The couple was engaged to be married for several years until the defendant broke it off after she accused the plaintiff of cheating.  After kicking plaintiff out of their home, the defendant refused to return the ring since plaintiff’s infidelity caused the relationship to end.  Plaintiff filed a replevin suit to get the ring back and eventually moved for summary judgment.  The trial court granted the motion and the defendant appealed.

Held: Affirmed.  Plaintiff gets the ring back.

Siding for the plaintiff, the Court noted that replevin is a strict, statutory proceeding that does not look at the concept of “fault.”  This means a court will not look at the underlying reasons why someone refuses to return an item of personal property.
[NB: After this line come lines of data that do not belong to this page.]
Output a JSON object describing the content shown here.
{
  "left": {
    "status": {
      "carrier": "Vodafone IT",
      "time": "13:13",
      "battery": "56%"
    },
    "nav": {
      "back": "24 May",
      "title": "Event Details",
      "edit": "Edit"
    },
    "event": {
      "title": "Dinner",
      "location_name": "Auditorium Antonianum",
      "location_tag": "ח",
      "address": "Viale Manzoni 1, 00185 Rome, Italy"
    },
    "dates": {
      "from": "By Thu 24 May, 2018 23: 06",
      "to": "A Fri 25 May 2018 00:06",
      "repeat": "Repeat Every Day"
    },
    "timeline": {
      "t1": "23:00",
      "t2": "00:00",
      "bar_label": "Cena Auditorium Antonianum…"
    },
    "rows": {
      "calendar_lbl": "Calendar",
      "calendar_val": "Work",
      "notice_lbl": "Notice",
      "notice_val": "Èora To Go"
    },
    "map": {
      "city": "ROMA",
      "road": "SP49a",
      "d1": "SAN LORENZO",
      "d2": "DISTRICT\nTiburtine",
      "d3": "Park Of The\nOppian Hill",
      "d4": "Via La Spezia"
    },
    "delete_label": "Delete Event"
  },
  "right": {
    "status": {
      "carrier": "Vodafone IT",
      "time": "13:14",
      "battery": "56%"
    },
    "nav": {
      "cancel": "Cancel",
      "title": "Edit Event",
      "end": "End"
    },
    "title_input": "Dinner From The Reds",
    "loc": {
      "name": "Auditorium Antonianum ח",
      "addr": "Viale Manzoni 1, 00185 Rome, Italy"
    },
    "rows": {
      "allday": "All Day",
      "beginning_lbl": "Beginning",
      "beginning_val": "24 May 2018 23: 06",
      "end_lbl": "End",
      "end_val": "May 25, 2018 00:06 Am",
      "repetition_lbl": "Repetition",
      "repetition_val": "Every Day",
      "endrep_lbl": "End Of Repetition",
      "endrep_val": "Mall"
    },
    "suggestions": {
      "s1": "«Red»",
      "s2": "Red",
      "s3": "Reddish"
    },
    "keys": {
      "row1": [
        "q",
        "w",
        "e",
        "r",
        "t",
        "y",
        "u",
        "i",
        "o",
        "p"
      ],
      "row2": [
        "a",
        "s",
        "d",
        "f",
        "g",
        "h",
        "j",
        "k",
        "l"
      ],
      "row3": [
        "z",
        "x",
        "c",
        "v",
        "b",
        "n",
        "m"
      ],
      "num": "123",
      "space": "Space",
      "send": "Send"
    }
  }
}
The primary purpose of the replevin statute is to test the right of possession of personal property and place the successful party in possession of the property.  735 ILCS 5/19-101. 

A replevin plaintiff must prove he is (1) lawfully entitled to possession of property, (2) the defendant wrongfully detains the property and (3) refuses to deliver the possession of the property to the plaintiff.

“Wrongful” in the replevin context doesn’t mean immoral or “bad.”  It’s wrongful in the legal sense; meaning one person has a superior right to an object over the other.

Normally, the replevin plaintiff must make a demand for return of the item.  However, where a demand would be pointless (“demand futility”), the plaintiff is excused from the demand requirement.

The Second District described an engagement ring as a gift in contemplation of marriage.  The plaintiff here bought the ring to induce defendant to marry him.  The gift of the ring was contingent on defendant following through with the marriage.  Since defendant was the one that terminated the engagement, the contingency (marriage) didn’t occur and defendant no longer had a claim to the ring: “the party who fails to perform on the condition of the gift has no right to property acquired under such pretenses.”

The court then rejected the defendant’s argument that plaintiff’s infidelity was the reason for the break-up.  Delving into fault-based inquiries, the court said, would mire it in examining parties’ subjective motivations as opposed to objectively deciding who has a better claim to possession of an object.


– Replevin is narrowly focused on the question of a party’s right to possession;

– The replevin calculus doesn’t concern itself with questions of who’s at fault or the cause of a dispute;

– Occasionally,  where there is fraud or unjust enrichment, equitable considerations can factor in a replevin case.  Here, however, since the plaintiff paid for the ring, there was no unjust enrichment in allowing him to reclaim it.